What the task asks:
If a line of the material holds the string "JSON", please copy it.
### Records for the task
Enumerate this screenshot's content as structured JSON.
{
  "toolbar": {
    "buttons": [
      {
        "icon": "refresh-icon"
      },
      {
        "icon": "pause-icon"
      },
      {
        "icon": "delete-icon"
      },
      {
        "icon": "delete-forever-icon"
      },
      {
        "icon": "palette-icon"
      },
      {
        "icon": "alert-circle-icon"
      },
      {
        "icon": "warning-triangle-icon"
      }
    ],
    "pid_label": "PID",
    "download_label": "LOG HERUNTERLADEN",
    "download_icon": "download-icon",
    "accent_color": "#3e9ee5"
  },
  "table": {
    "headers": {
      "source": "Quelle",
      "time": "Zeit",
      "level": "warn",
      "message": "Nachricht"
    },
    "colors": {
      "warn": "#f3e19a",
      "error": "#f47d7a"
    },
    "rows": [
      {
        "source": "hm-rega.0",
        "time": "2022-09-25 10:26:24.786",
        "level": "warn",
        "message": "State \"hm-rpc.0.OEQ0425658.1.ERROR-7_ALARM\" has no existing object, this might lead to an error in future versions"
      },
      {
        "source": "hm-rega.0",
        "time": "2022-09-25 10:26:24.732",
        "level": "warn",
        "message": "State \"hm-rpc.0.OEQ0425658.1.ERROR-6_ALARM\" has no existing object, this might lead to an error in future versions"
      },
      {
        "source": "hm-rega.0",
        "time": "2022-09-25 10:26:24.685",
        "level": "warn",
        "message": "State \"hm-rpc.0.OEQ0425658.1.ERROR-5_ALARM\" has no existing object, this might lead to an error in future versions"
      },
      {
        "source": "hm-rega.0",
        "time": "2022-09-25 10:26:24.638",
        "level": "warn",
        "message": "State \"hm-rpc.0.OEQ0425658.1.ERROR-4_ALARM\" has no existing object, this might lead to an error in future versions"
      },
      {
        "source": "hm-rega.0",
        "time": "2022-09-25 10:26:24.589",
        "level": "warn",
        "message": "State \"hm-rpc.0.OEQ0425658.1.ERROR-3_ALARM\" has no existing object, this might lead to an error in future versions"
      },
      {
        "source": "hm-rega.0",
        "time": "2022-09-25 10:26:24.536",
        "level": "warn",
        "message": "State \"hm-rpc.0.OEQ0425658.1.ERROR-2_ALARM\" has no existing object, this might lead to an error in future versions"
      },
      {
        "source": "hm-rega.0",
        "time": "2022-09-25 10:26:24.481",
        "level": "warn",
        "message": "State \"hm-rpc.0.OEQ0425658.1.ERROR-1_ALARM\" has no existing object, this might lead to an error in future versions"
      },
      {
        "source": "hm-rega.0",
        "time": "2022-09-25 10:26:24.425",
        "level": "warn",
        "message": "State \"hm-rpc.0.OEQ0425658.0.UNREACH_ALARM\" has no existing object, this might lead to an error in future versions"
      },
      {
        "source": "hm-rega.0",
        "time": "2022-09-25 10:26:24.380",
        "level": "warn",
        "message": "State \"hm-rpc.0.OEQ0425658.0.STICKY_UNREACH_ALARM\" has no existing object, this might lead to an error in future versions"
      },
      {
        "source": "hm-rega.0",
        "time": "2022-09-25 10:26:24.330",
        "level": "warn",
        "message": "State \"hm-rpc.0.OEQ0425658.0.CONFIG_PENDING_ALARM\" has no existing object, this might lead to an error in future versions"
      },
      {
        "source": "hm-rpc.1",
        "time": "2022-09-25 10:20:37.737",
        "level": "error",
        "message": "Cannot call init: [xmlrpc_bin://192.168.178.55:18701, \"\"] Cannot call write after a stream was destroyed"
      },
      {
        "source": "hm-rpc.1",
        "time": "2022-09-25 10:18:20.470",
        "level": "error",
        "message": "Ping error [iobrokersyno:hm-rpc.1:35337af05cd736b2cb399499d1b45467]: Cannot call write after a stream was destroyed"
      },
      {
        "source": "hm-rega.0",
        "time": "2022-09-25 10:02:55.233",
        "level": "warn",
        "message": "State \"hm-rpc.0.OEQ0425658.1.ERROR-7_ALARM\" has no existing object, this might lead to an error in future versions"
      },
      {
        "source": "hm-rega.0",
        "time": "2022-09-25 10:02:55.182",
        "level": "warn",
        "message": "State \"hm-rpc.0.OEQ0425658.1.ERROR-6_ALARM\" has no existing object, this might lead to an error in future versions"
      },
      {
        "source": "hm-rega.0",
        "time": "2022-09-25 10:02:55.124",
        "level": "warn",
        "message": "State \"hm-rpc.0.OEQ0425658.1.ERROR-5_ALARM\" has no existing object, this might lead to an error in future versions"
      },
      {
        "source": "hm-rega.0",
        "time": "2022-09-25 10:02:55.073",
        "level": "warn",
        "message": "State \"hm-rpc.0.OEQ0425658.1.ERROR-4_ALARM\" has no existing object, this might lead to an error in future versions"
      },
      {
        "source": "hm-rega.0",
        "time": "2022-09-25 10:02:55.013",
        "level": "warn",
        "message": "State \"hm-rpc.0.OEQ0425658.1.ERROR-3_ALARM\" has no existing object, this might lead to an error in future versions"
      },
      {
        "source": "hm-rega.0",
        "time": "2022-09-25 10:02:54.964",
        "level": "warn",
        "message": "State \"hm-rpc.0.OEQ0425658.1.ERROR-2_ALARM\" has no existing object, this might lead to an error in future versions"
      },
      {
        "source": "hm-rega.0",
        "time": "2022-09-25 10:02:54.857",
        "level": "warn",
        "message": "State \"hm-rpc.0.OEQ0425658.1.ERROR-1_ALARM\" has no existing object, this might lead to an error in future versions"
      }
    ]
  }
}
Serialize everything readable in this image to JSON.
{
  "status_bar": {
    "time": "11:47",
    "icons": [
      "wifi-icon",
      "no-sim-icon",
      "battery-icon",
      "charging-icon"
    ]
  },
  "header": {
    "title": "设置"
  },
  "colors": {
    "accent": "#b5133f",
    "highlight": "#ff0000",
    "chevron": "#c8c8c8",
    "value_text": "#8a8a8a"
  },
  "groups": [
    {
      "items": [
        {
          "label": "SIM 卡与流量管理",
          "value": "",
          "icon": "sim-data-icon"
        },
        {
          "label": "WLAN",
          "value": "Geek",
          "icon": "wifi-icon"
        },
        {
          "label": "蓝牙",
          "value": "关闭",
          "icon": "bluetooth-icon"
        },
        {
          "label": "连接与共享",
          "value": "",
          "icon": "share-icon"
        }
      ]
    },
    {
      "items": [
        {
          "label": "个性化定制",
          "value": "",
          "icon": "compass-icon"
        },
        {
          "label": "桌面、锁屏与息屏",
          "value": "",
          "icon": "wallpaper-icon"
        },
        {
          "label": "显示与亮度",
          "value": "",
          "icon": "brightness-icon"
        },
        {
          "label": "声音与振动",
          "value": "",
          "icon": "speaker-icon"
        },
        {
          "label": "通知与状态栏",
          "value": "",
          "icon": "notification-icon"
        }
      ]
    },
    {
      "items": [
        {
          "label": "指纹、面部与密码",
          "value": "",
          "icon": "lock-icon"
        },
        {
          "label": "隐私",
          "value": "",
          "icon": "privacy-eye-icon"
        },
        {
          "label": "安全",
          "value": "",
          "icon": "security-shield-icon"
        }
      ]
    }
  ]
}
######
Worked solution:
Enumerate this screenshot's content as structured JSON.
Serialize everything readable in this image to JSON.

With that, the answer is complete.